▶ _What you will do_:
An exact copy of the data below is needed; please leave out any pictures.

-- Material provided follows --

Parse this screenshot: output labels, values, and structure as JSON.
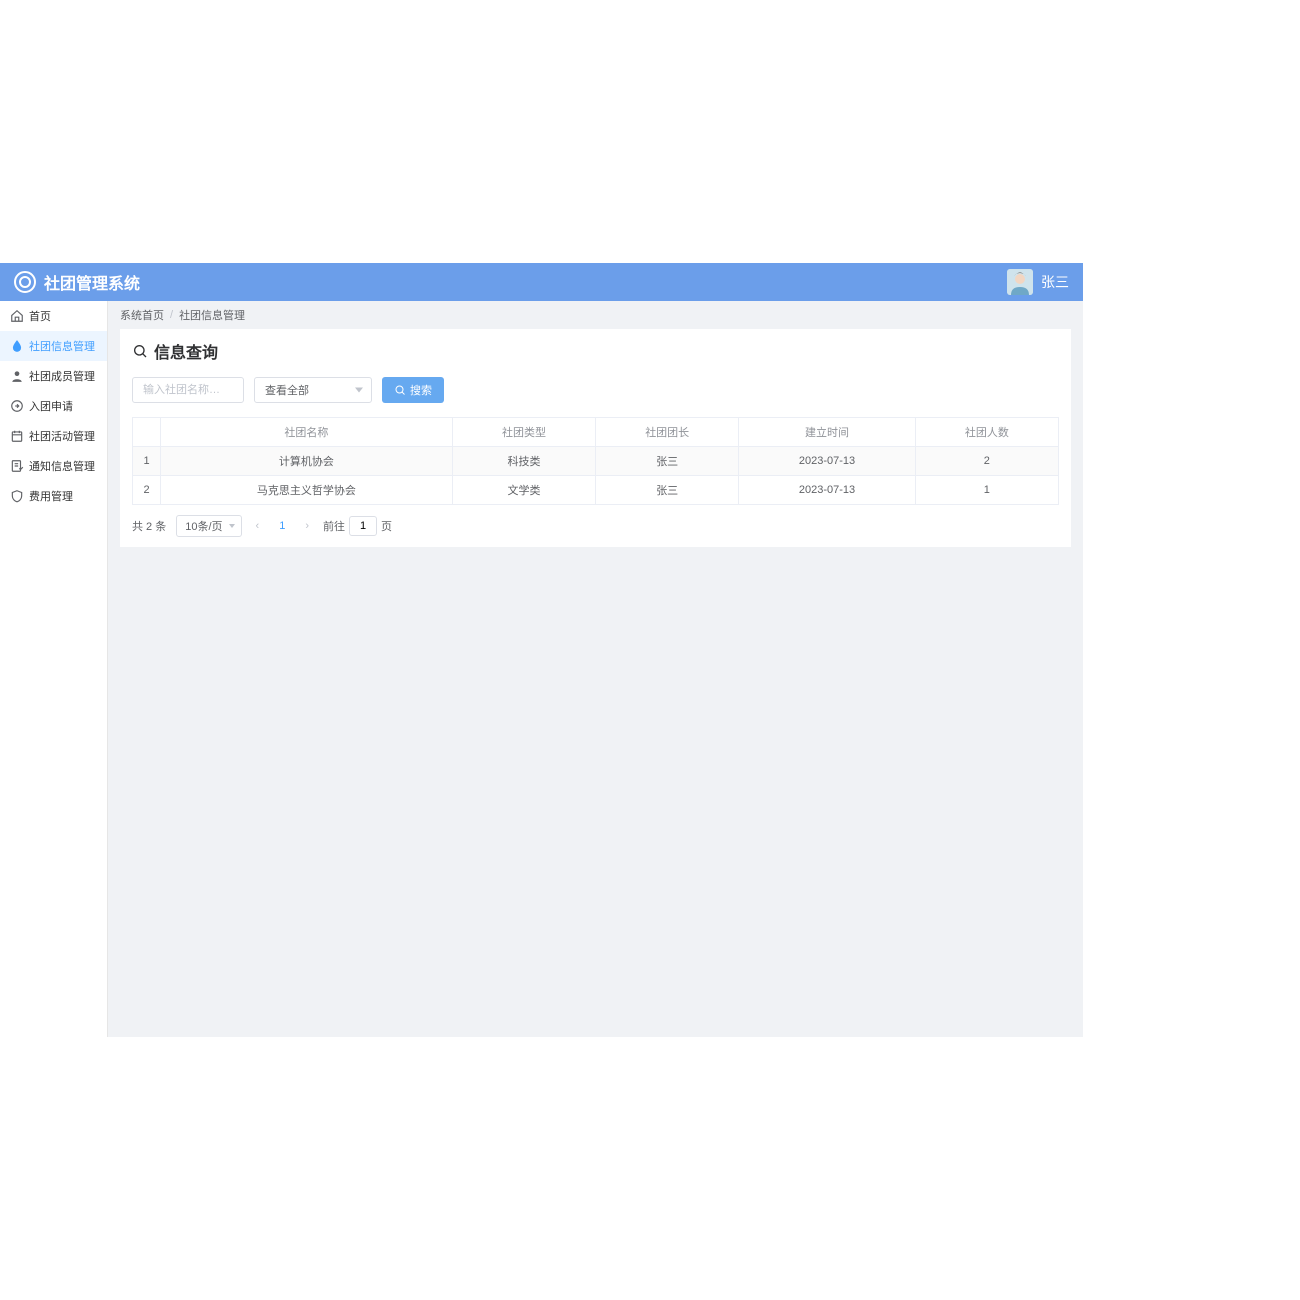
{
  "header": {
    "title": "社团管理系统",
    "username": "张三"
  },
  "sidebar": {
    "items": [
      {
        "label": "首页",
        "icon": "home",
        "active": false
      },
      {
        "label": "社团信息管理",
        "icon": "info-drop",
        "active": true
      },
      {
        "label": "社团成员管理",
        "icon": "person",
        "active": false
      },
      {
        "label": "入团申请",
        "icon": "arrow-circle",
        "active": false
      },
      {
        "label": "社团活动管理",
        "icon": "calendar",
        "active": false
      },
      {
        "label": "通知信息管理",
        "icon": "note-check",
        "active": false
      },
      {
        "label": "费用管理",
        "icon": "shield",
        "active": false
      }
    ]
  },
  "breadcrumb": {
    "home": "系统首页",
    "current": "社团信息管理"
  },
  "panel": {
    "title": "信息查询"
  },
  "filter": {
    "name_placeholder": "输入社团名称…",
    "select_value": "查看全部",
    "search_label": "搜索"
  },
  "table": {
    "headers": [
      "",
      "社团名称",
      "社团类型",
      "社团团长",
      "建立时间",
      "社团人数"
    ],
    "rows": [
      {
        "idx": "1",
        "name": "计算机协会",
        "type": "科技类",
        "leader": "张三",
        "date": "2023-07-13",
        "count": "2"
      },
      {
        "idx": "2",
        "name": "马克思主义哲学协会",
        "type": "文学类",
        "leader": "张三",
        "date": "2023-07-13",
        "count": "1"
      }
    ]
  },
  "pagination": {
    "total_text": "共 2 条",
    "page_size": "10条/页",
    "current": "1",
    "goto_prefix": "前往",
    "goto_value": "1",
    "goto_suffix": "页"
  }
}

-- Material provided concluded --

▶ _Written solution_:
Parse this screenshot: output labels, values, and structure as JSON.
{
  "header": {
    "title": "社团管理系统",
    "username": "张三"
  },
  "sidebar": {
    "items": [
      {
        "label": "首页",
        "icon": "home",
        "active": false
      },
      {
        "label": "社团信息管理",
        "icon": "info-drop",
        "active": true
      },
      {
        "label": "社团成员管理",
        "icon": "person",
        "active": false
      },
      {
        "label": "入团申请",
        "icon": "arrow-circle",
        "active": false
      },
      {
        "label": "社团活动管理",
        "icon": "calendar",
        "active": false
      },
      {
        "label": "通知信息管理",
        "icon": "note-check",
        "active": false
      },
      {
        "label": "费用管理",
        "icon": "shield",
        "active": false
      }
    ]
  },
  "breadcrumb": {
    "home": "系统首页",
    "current": "社团信息管理"
  },
  "panel": {
    "title": "信息查询"
  },
  "filter": {
    "name_placeholder": "输入社团名称…",
    "select_value": "查看全部",
    "search_label": "搜索"
  },
  "table": {
    "headers": [
      "",
      "社团名称",
      "社团类型",
      "社团团长",
      "建立时间",
      "社团人数"
    ],
    "rows": [
      {
        "idx": "1",
        "name": "计算机协会",
        "type": "科技类",
        "leader": "张三",
        "date": "2023-07-13",
        "count": "2"
      },
      {
        "idx": "2",
        "name": "马克思主义哲学协会",
        "type": "文学类",
        "leader": "张三",
        "date": "2023-07-13",
        "count": "1"
      }
    ]
  },
  "pagination": {
    "total_text": "共 2 条",
    "page_size": "10条/页",
    "current": "1",
    "goto_prefix": "前往",
    "goto_value": "1",
    "goto_suffix": "页"
  }
}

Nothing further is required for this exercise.